Voluntarism and National Sports Organisations (Part II)

If organisations such as the Red Cross and those associated with people who are mentally and physically challenged have found it necessary to appeal for volunteers to service their organisations how much more so it is necessary for sporting organisations to include strategies for attracting volunteers among their planning initiatives.
The efficient and effective execution of sport activities could be a useful way to improve voluntarism in St Vincent and the Grenadines. This is perhaps one of the best promotional mechanisms available to national sporting organisations to advertise voluntarism.
People are much more scientific in the way they do things in today’s world. They do not have time to waste. They are more concerned about being associated with activities that are well organised and administered. The more mature and professional person is not prepared to have his/her name associated with events that are late in getting started or organisations that seem incapable of establishing credible performance standards.

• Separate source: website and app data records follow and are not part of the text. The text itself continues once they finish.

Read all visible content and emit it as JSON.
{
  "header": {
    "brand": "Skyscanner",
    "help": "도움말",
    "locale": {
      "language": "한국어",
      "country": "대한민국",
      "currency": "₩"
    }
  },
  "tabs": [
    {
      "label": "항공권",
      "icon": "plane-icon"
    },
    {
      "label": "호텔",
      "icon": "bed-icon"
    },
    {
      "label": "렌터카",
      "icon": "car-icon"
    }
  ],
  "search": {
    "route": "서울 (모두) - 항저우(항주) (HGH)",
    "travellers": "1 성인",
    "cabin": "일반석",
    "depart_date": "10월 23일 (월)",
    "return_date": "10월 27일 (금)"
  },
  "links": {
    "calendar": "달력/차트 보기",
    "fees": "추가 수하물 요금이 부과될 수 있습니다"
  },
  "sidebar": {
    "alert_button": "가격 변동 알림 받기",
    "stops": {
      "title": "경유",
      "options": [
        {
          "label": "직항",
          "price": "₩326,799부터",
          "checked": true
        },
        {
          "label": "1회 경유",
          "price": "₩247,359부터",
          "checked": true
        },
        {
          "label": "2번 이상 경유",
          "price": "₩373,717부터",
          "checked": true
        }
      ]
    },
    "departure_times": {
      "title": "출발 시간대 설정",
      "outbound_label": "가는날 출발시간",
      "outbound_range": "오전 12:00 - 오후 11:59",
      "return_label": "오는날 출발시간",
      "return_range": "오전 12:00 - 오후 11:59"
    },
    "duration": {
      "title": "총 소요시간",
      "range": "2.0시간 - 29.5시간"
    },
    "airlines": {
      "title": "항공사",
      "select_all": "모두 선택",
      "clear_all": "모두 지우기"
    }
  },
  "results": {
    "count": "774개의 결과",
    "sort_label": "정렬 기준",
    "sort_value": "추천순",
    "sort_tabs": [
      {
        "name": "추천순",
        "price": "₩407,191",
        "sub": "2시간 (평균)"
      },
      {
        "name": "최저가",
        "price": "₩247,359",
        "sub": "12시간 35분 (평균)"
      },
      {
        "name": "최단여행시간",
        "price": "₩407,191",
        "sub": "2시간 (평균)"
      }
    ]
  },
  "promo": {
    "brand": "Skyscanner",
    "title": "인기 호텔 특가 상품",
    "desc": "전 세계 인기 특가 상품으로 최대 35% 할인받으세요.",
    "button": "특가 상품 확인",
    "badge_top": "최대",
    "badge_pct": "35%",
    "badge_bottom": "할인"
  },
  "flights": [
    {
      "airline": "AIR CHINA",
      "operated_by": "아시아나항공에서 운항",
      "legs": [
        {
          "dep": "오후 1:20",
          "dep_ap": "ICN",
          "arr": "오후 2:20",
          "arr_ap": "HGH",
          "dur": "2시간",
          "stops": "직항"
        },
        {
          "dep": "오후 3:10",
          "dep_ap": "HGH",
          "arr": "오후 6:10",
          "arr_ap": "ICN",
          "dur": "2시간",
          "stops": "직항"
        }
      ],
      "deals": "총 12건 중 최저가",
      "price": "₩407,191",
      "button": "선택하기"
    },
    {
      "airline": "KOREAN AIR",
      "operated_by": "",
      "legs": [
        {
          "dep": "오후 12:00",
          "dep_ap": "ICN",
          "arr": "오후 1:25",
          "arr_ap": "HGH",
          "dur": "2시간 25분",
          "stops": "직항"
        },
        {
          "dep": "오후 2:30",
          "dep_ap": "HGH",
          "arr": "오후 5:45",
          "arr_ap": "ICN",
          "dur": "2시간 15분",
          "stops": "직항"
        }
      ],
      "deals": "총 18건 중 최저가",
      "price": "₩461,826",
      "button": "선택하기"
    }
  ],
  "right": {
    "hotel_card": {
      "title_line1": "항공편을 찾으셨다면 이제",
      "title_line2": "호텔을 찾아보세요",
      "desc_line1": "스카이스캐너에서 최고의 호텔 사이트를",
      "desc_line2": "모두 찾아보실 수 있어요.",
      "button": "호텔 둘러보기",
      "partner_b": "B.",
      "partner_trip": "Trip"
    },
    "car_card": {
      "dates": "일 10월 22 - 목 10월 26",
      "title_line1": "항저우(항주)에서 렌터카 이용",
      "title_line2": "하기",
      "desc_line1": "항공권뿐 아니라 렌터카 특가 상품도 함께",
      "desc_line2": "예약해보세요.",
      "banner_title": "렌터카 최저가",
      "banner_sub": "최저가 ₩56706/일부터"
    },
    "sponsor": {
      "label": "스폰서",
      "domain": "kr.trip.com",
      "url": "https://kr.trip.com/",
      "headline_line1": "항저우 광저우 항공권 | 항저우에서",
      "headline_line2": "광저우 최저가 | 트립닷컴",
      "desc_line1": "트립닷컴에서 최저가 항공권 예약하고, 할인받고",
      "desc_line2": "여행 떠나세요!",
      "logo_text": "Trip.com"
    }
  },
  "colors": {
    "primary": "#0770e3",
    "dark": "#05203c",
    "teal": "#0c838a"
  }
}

National sporting organisations need to ensure that their range of activities are consistent with the best practices in sport management if they are to attract more volunteers who are willing to remain with them over time.
There is a need for more support from the government if organisations are to benefit from voluntarism in the future. Governments have the most available resources in small societies like St Vincent and the Grenadines hence with appropriate government support national sporting organisations would be able to do more by way of developing their human resources. Volunteers are more favourably disposed to committing themselves to national sporting organisations if there is a sound relationship with the government of the day than if the opposite were the case.
We do need more sport solidarity. National sporting organisations must act decisively in respect of the number of them that are dormant, others that are conflict ridden and yet others that are badly managed.
Volunteers must be serviced and appropriately so. They must be asked to work reasonable hours and be provided with timely meals and refreshments consistent with normal life. Volunteers are not to be confused with martyrs.

Expectations of volunteers
The expectations of volunteers would have to be addressed.
In seeking out volunteers care must be taken to ensure that the truth is clearly enunciated about the organisation, especially its Vision, Mission and Objectives, all reflective of the core values of the institution. This must be undertaken at the very time of advertising for volunteers. These adverts must focus on the realities and not just on what may be seen as the most attractive aspects of voluntarism. Measures must be taken to guard against the inculcation of expectations among volunteers that are much too high and inconsistent with the capacity of the organisation to deliver.